(Provided data)

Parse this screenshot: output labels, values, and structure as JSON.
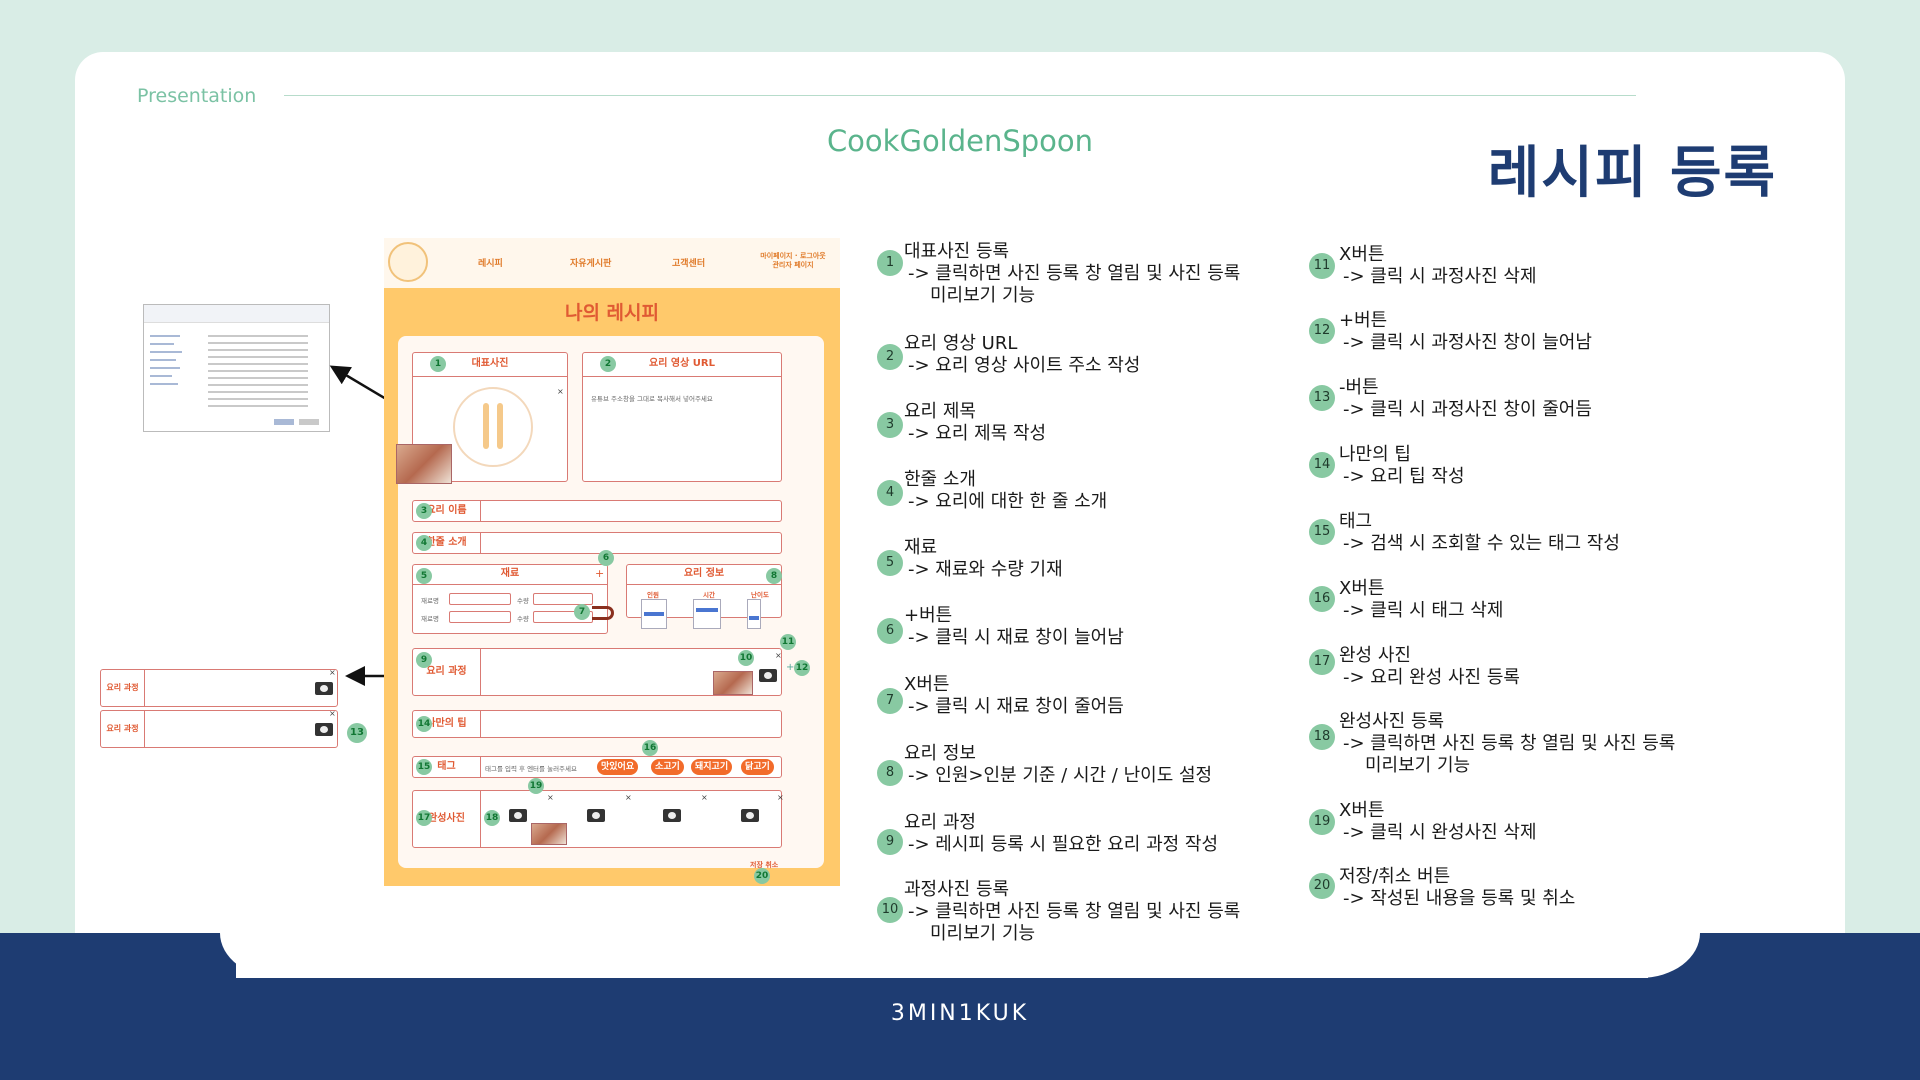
{
  "header": {
    "presentation_label": "Presentation",
    "brand": "CookGoldenSpoon",
    "page_title": "레시피 등록"
  },
  "footer": {
    "team": "3MIN1KUK"
  },
  "mockup": {
    "nav": [
      "레시피",
      "자유게시판",
      "고객센터",
      "마이페이지 · 로그아웃 관리자 페이지"
    ],
    "title": "나의 레시피",
    "main_photo_label": "대표사진",
    "video_url_label": "요리 영상 URL",
    "video_url_placeholder": "유튜브 주소창을 그대로 복사해서 넣어주세요",
    "name_label": "요리 이름",
    "intro_label": "한줄 소개",
    "ingredients_label": "재료",
    "ingredient_name": "재료명",
    "ingredient_qty": "수량",
    "info_label": "요리 정보",
    "info_cols": [
      "인원",
      "시간",
      "난이도"
    ],
    "process_label": "요리 과정",
    "tip_label": "나만의 팁",
    "tag_label": "태그",
    "tag_placeholder": "태그를 입력 후 엔터를 눌러주세요",
    "tags": [
      "맛있어요",
      "소고기",
      "돼지고기",
      "닭고기"
    ],
    "done_photo_label": "완성사진",
    "save_cancel": "저장 취소",
    "plus": "+",
    "x": "×"
  },
  "callouts": [
    {
      "num": "1",
      "title": "대표사진 등록",
      "desc": "-> 클릭하면 사진 등록 창 열림 및 사진 등록",
      "desc2": "미리보기 기능"
    },
    {
      "num": "2",
      "title": "요리 영상 URL",
      "desc": "-> 요리 영상 사이트 주소 작성"
    },
    {
      "num": "3",
      "title": "요리 제목",
      "desc": "-> 요리 제목 작성"
    },
    {
      "num": "4",
      "title": "한줄 소개",
      "desc": "-> 요리에 대한 한 줄 소개"
    },
    {
      "num": "5",
      "title": "재료",
      "desc": "-> 재료와 수량 기재"
    },
    {
      "num": "6",
      "title": "+버튼",
      "desc": "-> 클릭 시 재료 창이 늘어남"
    },
    {
      "num": "7",
      "title": "X버튼",
      "desc": "-> 클릭 시 재료 창이 줄어듬"
    },
    {
      "num": "8",
      "title": "요리 정보",
      "desc": "-> 인원>인분 기준 / 시간 / 난이도 설정"
    },
    {
      "num": "9",
      "title": "요리 과정",
      "desc": "-> 레시피 등록 시 필요한 요리 과정 작성"
    },
    {
      "num": "10",
      "title": "과정사진 등록",
      "desc": "-> 클릭하면 사진 등록 창 열림 및 사진 등록",
      "desc2": "미리보기 기능"
    },
    {
      "num": "11",
      "title": "X버튼",
      "desc": "-> 클릭 시 과정사진 삭제"
    },
    {
      "num": "12",
      "title": "+버튼",
      "desc": "-> 클릭 시 과정사진 창이 늘어남"
    },
    {
      "num": "13",
      "title": "-버튼",
      "desc": "-> 클릭 시 과정사진 창이 줄어듬"
    },
    {
      "num": "14",
      "title": "나만의 팁",
      "desc": "-> 요리 팁 작성"
    },
    {
      "num": "15",
      "title": "태그",
      "desc": "-> 검색 시 조회할 수 있는 태그 작성"
    },
    {
      "num": "16",
      "title": "X버튼",
      "desc": "-> 클릭 시 태그 삭제"
    },
    {
      "num": "17",
      "title": "완성 사진",
      "desc": "-> 요리 완성 사진 등록"
    },
    {
      "num": "18",
      "title": "완성사진 등록",
      "desc": "-> 클릭하면 사진 등록 창 열림 및 사진 등록",
      "desc2": "미리보기 기능"
    },
    {
      "num": "19",
      "title": "X버튼",
      "desc": "-> 클릭 시 완성사진 삭제"
    },
    {
      "num": "20",
      "title": "저장/취소 버튼",
      "desc": "-> 작성된 내용을 등록 및 취소"
    }
  ]
}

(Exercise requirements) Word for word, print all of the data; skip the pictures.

(Written response)
Parse this screenshot: output labels, values, and structure as JSON.
{
  "header": {
    "presentation_label": "Presentation",
    "brand": "CookGoldenSpoon",
    "page_title": "레시피 등록"
  },
  "footer": {
    "team": "3MIN1KUK"
  },
  "mockup": {
    "nav": [
      "레시피",
      "자유게시판",
      "고객센터",
      "마이페이지 · 로그아웃 관리자 페이지"
    ],
    "title": "나의 레시피",
    "main_photo_label": "대표사진",
    "video_url_label": "요리 영상 URL",
    "video_url_placeholder": "유튜브 주소창을 그대로 복사해서 넣어주세요",
    "name_label": "요리 이름",
    "intro_label": "한줄 소개",
    "ingredients_label": "재료",
    "ingredient_name": "재료명",
    "ingredient_qty": "수량",
    "info_label": "요리 정보",
    "info_cols": [
      "인원",
      "시간",
      "난이도"
    ],
    "process_label": "요리 과정",
    "tip_label": "나만의 팁",
    "tag_label": "태그",
    "tag_placeholder": "태그를 입력 후 엔터를 눌러주세요",
    "tags": [
      "맛있어요",
      "소고기",
      "돼지고기",
      "닭고기"
    ],
    "done_photo_label": "완성사진",
    "save_cancel": "저장 취소",
    "plus": "+",
    "x": "×"
  },
  "callouts": [
    {
      "num": "1",
      "title": "대표사진 등록",
      "desc": "-> 클릭하면 사진 등록 창 열림 및 사진 등록",
      "desc2": "미리보기 기능"
    },
    {
      "num": "2",
      "title": "요리 영상 URL",
      "desc": "-> 요리 영상 사이트 주소 작성"
    },
    {
      "num": "3",
      "title": "요리 제목",
      "desc": "-> 요리 제목 작성"
    },
    {
      "num": "4",
      "title": "한줄 소개",
      "desc": "-> 요리에 대한 한 줄 소개"
    },
    {
      "num": "5",
      "title": "재료",
      "desc": "-> 재료와 수량 기재"
    },
    {
      "num": "6",
      "title": "+버튼",
      "desc": "-> 클릭 시 재료 창이 늘어남"
    },
    {
      "num": "7",
      "title": "X버튼",
      "desc": "-> 클릭 시 재료 창이 줄어듬"
    },
    {
      "num": "8",
      "title": "요리 정보",
      "desc": "-> 인원>인분 기준 / 시간 / 난이도 설정"
    },
    {
      "num": "9",
      "title": "요리 과정",
      "desc": "-> 레시피 등록 시 필요한 요리 과정 작성"
    },
    {
      "num": "10",
      "title": "과정사진 등록",
      "desc": "-> 클릭하면 사진 등록 창 열림 및 사진 등록",
      "desc2": "미리보기 기능"
    },
    {
      "num": "11",
      "title": "X버튼",
      "desc": "-> 클릭 시 과정사진 삭제"
    },
    {
      "num": "12",
      "title": "+버튼",
      "desc": "-> 클릭 시 과정사진 창이 늘어남"
    },
    {
      "num": "13",
      "title": "-버튼",
      "desc": "-> 클릭 시 과정사진 창이 줄어듬"
    },
    {
      "num": "14",
      "title": "나만의 팁",
      "desc": "-> 요리 팁 작성"
    },
    {
      "num": "15",
      "title": "태그",
      "desc": "-> 검색 시 조회할 수 있는 태그 작성"
    },
    {
      "num": "16",
      "title": "X버튼",
      "desc": "-> 클릭 시 태그 삭제"
    },
    {
      "num": "17",
      "title": "완성 사진",
      "desc": "-> 요리 완성 사진 등록"
    },
    {
      "num": "18",
      "title": "완성사진 등록",
      "desc": "-> 클릭하면 사진 등록 창 열림 및 사진 등록",
      "desc2": "미리보기 기능"
    },
    {
      "num": "19",
      "title": "X버튼",
      "desc": "-> 클릭 시 완성사진 삭제"
    },
    {
      "num": "20",
      "title": "저장/취소 버튼",
      "desc": "-> 작성된 내용을 등록 및 취소"
    }
  ]
}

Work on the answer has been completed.